→ **WHAT TO PRODUCE**: Read through the entries below and copy each line where "letter" turns up.

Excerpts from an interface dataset
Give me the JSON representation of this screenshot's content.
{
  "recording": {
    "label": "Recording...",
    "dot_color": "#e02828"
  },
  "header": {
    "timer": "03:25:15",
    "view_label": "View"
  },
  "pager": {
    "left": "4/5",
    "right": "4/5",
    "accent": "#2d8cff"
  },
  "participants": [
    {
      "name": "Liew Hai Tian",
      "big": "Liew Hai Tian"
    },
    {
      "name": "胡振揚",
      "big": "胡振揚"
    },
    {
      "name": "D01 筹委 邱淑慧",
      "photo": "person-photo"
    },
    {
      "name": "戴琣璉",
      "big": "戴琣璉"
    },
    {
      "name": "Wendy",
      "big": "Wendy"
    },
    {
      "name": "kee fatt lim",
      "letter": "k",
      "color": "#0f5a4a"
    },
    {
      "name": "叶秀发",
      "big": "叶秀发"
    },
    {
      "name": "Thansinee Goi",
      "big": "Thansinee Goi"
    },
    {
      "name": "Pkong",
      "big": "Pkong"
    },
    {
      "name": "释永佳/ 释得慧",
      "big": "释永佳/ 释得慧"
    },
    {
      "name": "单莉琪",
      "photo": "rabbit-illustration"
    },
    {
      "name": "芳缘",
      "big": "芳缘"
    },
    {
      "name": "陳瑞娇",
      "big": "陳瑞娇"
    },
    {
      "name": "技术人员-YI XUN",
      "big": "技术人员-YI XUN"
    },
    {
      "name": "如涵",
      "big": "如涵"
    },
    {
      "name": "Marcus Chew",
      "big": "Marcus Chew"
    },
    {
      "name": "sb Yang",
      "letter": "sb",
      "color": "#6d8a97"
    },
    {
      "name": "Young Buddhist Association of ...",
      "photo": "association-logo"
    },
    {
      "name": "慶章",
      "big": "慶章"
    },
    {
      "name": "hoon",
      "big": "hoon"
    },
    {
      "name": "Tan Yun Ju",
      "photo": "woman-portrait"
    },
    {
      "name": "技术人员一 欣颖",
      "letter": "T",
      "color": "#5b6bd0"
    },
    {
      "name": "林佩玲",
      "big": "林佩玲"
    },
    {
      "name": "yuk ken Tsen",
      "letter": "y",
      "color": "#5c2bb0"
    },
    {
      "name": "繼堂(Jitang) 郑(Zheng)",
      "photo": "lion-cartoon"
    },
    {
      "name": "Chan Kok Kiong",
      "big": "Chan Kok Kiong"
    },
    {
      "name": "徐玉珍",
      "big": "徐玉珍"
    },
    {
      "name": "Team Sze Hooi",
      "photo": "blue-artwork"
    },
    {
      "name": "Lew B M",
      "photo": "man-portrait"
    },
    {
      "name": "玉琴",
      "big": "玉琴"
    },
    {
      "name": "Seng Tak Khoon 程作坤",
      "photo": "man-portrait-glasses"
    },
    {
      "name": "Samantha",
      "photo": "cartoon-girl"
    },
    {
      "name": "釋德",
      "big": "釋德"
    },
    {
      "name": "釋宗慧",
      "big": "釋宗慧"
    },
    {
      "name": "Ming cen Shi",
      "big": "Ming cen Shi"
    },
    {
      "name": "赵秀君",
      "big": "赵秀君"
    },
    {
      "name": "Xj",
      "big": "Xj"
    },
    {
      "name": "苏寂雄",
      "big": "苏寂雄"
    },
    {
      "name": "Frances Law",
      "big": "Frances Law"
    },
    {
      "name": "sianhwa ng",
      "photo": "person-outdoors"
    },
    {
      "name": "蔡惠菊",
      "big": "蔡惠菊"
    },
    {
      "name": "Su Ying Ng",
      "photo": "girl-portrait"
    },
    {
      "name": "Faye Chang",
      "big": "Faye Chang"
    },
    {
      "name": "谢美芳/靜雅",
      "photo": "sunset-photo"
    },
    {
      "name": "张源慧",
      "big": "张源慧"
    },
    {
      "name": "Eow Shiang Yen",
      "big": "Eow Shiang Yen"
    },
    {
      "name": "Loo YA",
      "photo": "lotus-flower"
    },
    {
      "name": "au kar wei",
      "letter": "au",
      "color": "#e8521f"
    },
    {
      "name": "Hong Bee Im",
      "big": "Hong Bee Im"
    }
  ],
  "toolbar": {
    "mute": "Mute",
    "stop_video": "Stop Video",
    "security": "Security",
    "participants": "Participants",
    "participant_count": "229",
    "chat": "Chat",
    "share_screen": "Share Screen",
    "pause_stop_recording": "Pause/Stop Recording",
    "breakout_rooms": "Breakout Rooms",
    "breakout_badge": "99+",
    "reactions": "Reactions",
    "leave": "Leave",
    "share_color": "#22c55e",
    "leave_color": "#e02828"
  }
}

→ **ANSWER BOX**:
      "letter": "k",
      "letter": "sb",
      "letter": "T",
      "letter": "y",
      "letter": "au",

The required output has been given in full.